Goal of the exercise =
Give the number of lines in these entries that contain the string "headline", with no further comment.

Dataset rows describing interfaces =
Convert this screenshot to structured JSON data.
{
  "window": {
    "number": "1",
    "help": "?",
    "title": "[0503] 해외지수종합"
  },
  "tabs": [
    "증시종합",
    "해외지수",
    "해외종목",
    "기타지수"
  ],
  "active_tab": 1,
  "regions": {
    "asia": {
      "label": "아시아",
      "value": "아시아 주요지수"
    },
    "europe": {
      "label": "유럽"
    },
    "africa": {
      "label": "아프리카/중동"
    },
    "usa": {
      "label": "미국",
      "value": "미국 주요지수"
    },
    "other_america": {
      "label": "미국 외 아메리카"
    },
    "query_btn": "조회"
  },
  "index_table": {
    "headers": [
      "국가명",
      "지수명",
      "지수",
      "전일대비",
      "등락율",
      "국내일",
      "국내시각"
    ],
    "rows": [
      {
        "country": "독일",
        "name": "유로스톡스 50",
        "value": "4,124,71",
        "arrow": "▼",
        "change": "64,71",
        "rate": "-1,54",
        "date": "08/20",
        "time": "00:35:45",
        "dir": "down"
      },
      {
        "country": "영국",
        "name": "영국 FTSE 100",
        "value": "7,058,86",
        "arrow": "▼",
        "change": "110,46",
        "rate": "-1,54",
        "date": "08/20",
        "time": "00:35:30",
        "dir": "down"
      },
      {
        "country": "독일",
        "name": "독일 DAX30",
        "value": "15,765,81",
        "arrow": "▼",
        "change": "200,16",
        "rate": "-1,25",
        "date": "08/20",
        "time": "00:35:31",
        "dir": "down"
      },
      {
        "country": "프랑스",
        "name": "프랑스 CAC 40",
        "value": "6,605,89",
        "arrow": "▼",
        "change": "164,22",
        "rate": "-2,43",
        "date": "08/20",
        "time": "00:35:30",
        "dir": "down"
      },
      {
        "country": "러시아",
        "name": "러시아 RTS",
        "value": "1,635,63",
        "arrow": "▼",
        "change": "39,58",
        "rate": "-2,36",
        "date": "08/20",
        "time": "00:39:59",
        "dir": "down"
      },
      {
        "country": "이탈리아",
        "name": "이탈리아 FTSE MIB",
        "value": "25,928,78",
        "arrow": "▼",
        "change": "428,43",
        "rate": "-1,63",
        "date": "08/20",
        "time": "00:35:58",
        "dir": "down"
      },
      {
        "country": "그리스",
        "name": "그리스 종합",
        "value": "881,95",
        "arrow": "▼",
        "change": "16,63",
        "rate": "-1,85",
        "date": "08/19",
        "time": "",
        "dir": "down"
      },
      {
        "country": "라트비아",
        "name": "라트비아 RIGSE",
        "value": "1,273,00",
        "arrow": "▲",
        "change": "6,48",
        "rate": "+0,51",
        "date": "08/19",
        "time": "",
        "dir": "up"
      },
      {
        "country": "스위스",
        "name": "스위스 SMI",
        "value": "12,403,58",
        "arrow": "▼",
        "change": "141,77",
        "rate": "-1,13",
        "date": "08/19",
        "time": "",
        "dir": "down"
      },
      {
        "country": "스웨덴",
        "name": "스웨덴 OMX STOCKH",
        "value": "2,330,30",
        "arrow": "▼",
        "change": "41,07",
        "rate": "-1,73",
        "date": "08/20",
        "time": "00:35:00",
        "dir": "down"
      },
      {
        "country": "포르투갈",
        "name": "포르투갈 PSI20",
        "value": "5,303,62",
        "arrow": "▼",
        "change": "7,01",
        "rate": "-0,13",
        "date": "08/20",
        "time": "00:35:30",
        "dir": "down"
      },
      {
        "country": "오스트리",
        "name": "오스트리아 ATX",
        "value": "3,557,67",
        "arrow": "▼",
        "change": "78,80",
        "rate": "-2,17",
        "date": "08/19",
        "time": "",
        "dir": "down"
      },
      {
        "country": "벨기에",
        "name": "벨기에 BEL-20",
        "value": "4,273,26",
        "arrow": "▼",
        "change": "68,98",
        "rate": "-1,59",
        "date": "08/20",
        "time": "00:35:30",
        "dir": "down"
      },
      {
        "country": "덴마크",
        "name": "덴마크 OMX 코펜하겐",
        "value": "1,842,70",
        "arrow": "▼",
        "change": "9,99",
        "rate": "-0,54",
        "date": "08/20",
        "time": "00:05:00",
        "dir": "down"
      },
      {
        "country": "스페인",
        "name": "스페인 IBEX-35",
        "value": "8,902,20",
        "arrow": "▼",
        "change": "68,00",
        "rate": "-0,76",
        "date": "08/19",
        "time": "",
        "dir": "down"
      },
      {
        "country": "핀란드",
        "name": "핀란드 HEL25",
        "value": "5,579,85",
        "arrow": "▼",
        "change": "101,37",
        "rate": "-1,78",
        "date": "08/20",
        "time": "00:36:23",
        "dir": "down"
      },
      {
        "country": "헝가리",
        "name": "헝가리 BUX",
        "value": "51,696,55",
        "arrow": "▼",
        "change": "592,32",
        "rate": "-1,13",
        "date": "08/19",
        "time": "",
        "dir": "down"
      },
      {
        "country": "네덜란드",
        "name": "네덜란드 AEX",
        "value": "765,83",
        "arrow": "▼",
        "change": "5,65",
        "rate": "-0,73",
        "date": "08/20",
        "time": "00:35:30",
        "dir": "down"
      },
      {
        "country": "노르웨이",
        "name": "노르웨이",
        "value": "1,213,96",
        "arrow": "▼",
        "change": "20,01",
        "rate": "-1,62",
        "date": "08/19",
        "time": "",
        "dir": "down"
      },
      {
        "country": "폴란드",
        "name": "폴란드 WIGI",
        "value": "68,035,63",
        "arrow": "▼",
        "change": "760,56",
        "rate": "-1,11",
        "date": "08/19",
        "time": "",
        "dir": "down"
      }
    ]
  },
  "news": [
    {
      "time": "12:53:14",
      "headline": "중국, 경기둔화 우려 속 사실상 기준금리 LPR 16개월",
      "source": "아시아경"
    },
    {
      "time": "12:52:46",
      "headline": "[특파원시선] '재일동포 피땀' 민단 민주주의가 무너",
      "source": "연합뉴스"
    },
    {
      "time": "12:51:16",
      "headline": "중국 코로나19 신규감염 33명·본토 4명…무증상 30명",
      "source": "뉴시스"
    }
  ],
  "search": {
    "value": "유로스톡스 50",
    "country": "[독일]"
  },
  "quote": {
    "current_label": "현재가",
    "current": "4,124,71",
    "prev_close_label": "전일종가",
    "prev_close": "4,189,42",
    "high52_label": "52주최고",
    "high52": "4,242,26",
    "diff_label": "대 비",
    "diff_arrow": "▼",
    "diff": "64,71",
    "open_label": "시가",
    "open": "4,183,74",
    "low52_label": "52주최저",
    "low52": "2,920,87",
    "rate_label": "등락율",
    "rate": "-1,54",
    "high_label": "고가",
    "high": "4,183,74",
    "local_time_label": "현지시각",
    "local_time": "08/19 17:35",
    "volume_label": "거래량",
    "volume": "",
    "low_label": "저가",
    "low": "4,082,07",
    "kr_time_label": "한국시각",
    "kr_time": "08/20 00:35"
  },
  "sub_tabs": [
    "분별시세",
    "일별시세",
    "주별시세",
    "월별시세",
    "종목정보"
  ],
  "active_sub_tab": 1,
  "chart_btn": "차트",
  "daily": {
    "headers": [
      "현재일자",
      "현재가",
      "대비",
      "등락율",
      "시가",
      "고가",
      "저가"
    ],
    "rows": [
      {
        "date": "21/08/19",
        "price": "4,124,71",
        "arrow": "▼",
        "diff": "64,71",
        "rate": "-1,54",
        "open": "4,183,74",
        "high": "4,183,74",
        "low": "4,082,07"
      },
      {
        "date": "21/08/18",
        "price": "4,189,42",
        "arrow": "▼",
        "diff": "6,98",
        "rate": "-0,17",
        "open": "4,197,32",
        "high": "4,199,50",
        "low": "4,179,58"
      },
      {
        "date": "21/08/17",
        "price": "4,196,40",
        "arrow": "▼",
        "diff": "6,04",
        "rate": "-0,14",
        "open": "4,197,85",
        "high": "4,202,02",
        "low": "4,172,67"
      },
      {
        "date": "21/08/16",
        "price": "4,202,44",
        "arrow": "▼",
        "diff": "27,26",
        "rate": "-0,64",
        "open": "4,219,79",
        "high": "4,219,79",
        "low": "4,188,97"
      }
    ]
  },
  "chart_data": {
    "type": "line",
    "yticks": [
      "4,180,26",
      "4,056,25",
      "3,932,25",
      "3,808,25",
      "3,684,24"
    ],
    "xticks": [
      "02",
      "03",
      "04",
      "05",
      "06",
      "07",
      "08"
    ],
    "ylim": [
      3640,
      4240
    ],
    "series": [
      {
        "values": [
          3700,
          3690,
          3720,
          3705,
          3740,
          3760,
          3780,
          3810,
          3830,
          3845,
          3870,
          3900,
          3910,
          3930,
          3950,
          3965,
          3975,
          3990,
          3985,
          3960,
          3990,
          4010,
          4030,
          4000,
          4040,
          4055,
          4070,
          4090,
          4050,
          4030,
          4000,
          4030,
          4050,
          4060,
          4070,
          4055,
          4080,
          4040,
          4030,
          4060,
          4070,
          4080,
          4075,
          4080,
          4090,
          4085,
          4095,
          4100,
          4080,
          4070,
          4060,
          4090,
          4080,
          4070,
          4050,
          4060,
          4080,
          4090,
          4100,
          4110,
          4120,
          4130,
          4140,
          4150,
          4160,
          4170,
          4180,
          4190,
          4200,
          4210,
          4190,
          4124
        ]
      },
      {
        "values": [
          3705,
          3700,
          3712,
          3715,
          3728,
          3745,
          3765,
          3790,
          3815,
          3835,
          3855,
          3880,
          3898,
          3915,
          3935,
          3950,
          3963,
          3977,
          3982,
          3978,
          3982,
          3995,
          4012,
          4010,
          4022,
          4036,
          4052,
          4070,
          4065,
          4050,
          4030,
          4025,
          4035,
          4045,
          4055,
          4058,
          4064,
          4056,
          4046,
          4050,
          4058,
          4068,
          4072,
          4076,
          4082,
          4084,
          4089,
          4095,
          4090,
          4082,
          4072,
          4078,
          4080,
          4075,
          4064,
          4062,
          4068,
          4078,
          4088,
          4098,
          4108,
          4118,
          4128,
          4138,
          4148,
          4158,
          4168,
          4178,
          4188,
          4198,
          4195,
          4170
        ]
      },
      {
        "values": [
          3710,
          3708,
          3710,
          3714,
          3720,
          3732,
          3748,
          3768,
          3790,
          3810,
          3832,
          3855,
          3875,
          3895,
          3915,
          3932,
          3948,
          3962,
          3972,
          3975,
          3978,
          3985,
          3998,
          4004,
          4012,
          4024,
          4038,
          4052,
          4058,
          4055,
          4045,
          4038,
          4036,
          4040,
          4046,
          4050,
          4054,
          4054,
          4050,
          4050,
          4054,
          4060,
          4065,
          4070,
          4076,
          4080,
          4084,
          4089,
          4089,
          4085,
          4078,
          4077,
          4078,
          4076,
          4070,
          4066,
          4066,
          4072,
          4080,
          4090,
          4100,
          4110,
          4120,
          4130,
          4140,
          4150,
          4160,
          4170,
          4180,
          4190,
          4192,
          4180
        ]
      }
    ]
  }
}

Exercise answer =
3